Gamboa, an early English cemetery in Rio de Janeiro that was established in 1810.
São Francisco Xavier in Rio de Janeiro, a cemetery for other nationalities that was established in 1840.
São João Batista, a cemetery established in Rio de Janeiro in 1852 for other nationalities.
Cemitério dos Protestantes (Cemeteries of the Protestants) in São Paulo that was established in 1858.
The Lutheran cemetery in Nova Friburgo that was established in 1824.
Besides cemeteries, consult newspapers and other publications in the cities where the death occurred.
Cemetery records may give more information than parish burial registers or civil certificates of deaths, such as the birth year or date of birth and sometimes marriage information. They may also provide clues about a person’s military service, religion, occupation, place of residence at time of death, or membership in an organization such as a fraternal society.
Some of the inscriptions on gravestones and monuments (referred to as monumental inscriptions) may have been transcribed and are found in manuscripts and printed books in libraries.
Many persons could not afford permanent purchase of the grave and gravestone or monument, so after a period of time the grave was reused. Other cemetery records such as burial books, sexton records, and especially plot books can be especially helpful for identifying ancestors who were not recorded in other records, such as children who died young. Because relatives may be buried in adjoining plots, it is best to examine the original records.
To find tombstone or sexton records you need to know where an individual was buried. The person may have been buried in a church, community, or private cemetery, usually near the place where he or she lived or died. You can find clues to burial places in funeral notices, church records, and death certificates.
Funeral homes and mortuaries in the area will often have lists of cemeteries in the region. If you know the specific area where your ancestors resided, you may want to ask the local Cartório do Registro Civil (Registry of Civil Records) if any burial plots exist on private land anywhere nearby, or you may want to consult a local telephone directory.
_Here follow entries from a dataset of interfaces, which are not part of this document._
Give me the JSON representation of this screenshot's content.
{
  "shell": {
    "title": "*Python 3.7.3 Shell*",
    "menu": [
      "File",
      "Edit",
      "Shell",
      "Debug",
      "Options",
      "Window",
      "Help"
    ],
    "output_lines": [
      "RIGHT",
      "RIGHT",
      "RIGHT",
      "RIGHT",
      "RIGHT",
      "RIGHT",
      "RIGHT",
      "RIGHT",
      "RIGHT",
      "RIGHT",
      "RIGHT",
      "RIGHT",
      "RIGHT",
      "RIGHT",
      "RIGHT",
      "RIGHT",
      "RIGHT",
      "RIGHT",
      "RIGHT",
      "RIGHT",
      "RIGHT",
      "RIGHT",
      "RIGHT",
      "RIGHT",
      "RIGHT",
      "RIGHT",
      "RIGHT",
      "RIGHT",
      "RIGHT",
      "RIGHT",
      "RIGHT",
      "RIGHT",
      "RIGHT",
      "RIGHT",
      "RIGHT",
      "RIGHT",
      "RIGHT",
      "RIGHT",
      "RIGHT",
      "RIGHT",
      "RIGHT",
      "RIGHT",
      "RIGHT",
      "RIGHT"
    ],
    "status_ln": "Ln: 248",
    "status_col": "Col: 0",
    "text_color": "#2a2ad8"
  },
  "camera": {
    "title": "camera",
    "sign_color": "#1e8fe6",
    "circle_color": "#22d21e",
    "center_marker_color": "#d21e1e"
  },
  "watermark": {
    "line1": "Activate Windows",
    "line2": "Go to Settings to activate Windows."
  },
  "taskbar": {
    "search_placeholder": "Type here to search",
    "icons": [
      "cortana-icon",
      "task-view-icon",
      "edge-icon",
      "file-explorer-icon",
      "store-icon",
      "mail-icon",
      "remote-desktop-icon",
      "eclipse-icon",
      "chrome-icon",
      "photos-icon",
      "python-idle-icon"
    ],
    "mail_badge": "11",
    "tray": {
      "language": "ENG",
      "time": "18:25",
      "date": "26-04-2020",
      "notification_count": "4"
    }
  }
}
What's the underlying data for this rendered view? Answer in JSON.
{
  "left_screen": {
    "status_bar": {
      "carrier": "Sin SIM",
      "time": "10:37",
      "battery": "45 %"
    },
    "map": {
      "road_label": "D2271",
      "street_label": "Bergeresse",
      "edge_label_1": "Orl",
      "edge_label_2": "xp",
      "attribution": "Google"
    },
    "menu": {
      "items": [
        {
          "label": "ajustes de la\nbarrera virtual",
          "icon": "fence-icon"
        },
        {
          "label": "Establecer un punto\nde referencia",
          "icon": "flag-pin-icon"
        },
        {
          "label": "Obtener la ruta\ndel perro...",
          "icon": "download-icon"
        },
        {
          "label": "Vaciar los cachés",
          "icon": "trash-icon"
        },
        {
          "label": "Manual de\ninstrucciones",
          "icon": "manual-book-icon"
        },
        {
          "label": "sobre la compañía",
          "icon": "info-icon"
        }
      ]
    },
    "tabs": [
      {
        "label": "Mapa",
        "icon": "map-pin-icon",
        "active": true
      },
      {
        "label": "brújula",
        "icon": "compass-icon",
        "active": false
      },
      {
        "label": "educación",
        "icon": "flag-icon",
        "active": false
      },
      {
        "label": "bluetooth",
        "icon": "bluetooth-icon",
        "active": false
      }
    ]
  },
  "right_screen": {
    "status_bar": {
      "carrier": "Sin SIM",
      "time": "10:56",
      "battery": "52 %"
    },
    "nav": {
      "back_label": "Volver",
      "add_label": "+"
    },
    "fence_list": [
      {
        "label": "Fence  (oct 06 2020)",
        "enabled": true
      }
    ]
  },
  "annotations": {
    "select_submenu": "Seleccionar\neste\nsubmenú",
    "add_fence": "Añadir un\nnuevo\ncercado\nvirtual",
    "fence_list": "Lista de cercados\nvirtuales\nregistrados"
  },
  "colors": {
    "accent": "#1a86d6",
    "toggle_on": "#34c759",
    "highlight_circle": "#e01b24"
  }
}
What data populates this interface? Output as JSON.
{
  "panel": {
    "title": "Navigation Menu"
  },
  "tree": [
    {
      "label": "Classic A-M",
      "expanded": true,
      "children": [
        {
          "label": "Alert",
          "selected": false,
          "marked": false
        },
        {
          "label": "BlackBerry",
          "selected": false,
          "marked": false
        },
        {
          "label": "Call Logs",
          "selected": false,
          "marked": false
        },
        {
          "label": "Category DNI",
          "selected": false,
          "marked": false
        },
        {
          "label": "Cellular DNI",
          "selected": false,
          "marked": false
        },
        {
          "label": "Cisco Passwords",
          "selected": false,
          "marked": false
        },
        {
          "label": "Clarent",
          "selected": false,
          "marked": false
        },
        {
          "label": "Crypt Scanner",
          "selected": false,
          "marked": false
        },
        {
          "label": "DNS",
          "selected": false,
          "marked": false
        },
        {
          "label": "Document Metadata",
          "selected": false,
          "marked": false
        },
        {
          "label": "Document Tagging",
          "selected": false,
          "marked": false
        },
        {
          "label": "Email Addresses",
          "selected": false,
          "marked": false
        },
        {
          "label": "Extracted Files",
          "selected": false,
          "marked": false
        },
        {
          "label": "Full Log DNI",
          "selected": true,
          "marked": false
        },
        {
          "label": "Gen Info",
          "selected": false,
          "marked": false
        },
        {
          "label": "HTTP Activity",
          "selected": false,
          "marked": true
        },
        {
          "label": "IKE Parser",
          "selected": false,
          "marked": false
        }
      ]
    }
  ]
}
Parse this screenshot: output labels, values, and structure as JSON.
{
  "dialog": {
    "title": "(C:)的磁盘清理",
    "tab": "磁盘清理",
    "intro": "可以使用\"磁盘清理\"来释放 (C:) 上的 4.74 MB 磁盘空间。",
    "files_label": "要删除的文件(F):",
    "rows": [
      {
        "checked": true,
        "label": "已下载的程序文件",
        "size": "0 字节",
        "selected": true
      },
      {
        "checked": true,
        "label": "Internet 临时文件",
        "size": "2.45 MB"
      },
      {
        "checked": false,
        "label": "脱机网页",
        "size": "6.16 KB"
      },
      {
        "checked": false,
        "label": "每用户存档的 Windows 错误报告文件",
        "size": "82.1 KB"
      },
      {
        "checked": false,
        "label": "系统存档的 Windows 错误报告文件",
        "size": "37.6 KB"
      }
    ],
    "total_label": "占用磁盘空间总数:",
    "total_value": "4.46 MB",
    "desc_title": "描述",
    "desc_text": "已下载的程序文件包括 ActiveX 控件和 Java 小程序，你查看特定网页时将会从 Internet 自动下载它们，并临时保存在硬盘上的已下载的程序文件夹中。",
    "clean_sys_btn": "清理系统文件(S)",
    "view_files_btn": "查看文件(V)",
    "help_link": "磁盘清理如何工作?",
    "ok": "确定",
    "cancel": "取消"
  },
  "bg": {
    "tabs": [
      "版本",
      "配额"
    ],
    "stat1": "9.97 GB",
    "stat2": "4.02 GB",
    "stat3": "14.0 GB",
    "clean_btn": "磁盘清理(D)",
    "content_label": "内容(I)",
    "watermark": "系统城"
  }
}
Cemetery locations may also be found on local maps of the area. The present sexton or minister may have the burial registers and the records of the burial plots. A local library, historical society, or local historian may also help you locate obscure family plots or relocated cemeteries.
A few sextons’ records and transcripts of tombstone information have been published, including:
Dullius, Werner Mabilde. Cemitérios das Colônias Alemãs no Rio Grande do Sul (Cemeteries of German Colonies in Rio Grande do Sul). Porto Alegre: Editora Gráfica Metrópole, 1985. (FHL book 981.65 V3d)
English, Elisabeth Doby. "Cemitério Dos Campos," United Daughters of the Confederacy Magazine. Vol. XXIII, no. 9, Sept. 1960, pp. 25–27. (FHL book 973 B2ud)
Wolff, Egon. Sepulturas de Israelitas – II: Uma Pesquisa em mais de Trinta Cemitérios não Israelitas (Jewish Burials: A Search in More Than Thirty Non-Jewish Cemeteries). Rio de Janeiro: Cemitério Comunal Israelita, 1983. (FHL book 981 V3w)
Other than these few sources, the Family History Library does not have tombstone records for Brazil.
The following publication includes the listing of names in the Confederate Cemetery of Americana, São Paulo:
Oliveira, Betty Antunes de. North American Immigration to Brazil: Tombstone records of the cemetery, Santa Bárbara d’Oeste, São Paulo State, Brazil. Brasília: Gráfica do Senado Federal, 1978. (FHL 981.61/S2 V3a; film copy 1162423)